TIME magazine lost the confidence of many (or most) public school teachers with two cover stories in recent years. One was the cover story in 2007 portraying newly appointed D.C Chancellor Michelle Rhee, who allegedly knew “How to Fix America’s Schools” and was battling “bad teachers” so she could “transform American education.” The cover showed Rhee with a broomstick, looking stern and grim, about to sweep out the Augean stables of the school system. Then there was the recent “Rotten Apples” cover story about the Vergara trial and American teachers, asserting that it is “nearly impossible to fire a bad teacher,” because of tenure (i.e., due process).

So, what a surprise to discover an article in the same magazine that favorably explains the opt out movement. It is not perfect, for sure. It attributes the powerful opt out movement in New York to the unions, which is untrue. Nearly 200,000 parents opted out, and they were organized by parents like Jeanette Deutermann of Long Island, Lisa Rudley of Westchester County, Bianca Tanis of Ulster County, and Anna Shah of Dutchess County. Parent groups like New York State Allies for Public Education have been working on opt out for three years. In fact, the unions were not on the same page about the opt out movement. Karen Magee, the president of the state union (New York State United Teachers) supported opting out, as did some locals; but other locals remained silent.

The real story, which critics of opting out want to obscure, is that the movement is a grassroots, parent-led rebellion against a tsunami of testing and against tests that provide no information whatever to help their children. The test results provide no individual information other than a numerical score and ranking, not any description of what the student got right or wrong. Defenders repeatedly misinform by claiming that these tests are useful to teachers; they are not.

Christina A. Cassidy (AP, not TIME staff) writes:

In deep-blue New York, resistance has been encouraged by the unions in response to Democratic Gov. Andrew Cuomo’s efforts to make the test results count more in teacher evaluations.

In Rockville Centre on Long Island, Superintendent William H. Johnson said 60 percent of his district’s third-through-eighth graders opted out. In the Buffalo suburb of West Seneca, nearly 70 percent didn’t take the state exam, Superintendent Mark Crawford said.

“That tells me parents are deeply concerned about the use of the standardized tests their children are taking,” Crawford said. “If the opt-outs are great enough, at what point does somebody say this is absurd?”

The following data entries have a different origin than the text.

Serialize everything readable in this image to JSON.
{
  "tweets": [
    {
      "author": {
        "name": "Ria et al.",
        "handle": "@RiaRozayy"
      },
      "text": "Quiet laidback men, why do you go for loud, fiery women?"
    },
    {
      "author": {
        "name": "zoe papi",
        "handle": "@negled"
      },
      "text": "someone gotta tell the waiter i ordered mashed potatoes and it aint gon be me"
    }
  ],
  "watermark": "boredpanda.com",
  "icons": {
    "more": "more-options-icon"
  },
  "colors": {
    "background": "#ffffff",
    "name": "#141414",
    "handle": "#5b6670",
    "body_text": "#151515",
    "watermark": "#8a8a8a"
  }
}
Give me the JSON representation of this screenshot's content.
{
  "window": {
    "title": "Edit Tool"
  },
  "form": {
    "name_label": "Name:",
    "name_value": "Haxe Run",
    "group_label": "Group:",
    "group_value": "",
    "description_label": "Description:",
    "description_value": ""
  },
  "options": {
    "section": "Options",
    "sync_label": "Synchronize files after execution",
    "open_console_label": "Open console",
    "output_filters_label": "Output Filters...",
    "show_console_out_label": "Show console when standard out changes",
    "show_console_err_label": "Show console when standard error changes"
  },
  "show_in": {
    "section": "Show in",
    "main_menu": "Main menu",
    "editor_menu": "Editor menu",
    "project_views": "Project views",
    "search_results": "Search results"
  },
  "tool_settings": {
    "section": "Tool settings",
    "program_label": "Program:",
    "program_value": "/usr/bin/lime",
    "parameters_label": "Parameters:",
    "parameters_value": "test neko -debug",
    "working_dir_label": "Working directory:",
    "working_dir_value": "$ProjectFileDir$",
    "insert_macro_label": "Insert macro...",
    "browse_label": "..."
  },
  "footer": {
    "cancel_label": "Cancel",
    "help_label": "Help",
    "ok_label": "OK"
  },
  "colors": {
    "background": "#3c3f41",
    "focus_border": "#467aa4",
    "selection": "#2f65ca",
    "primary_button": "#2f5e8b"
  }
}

Nearly 15 percent of high school juniors in New Jersey opted out this year, while fewer than 5 percent of students in grades three through eight refused the tests, state education officials said. One reason: Juniors may be focusing instead on the SAT and AP tests that could determine their college futures.

Much of the criticism focuses on the sheer number of tests now being applied in public schools: From pre-kindergarten through grade 12, students take an average of 113 standardized tests, according to a survey by the Council of the Great City Schools, which represents large urban districts.

Of these, only 17 are mandated by the federal government, but the backlash that began when No Child Left Behind started to hold teachers, schools and districts strictly accountable for their students’ progress has only grown stronger since “Common Core” gave the criticism a common rallying cry.

“There is a widespread sentiment among parents, students, teachers, administrators and local elected officials that enough is enough, that government mandated testing has taken over our schools,” Schaeffer said.

Teachers now devote 30 percent of their work time on testing-related tasks, including preparing students, proctoring, and reviewing the results of standardized tests, the National Education Association says.

The pressure to improve results year after year can be demoralizing and even criminalizing, say critics who point to the Atlanta test-cheating scandal, which led to the convictions 35 educators charged with altering exams to boost scores.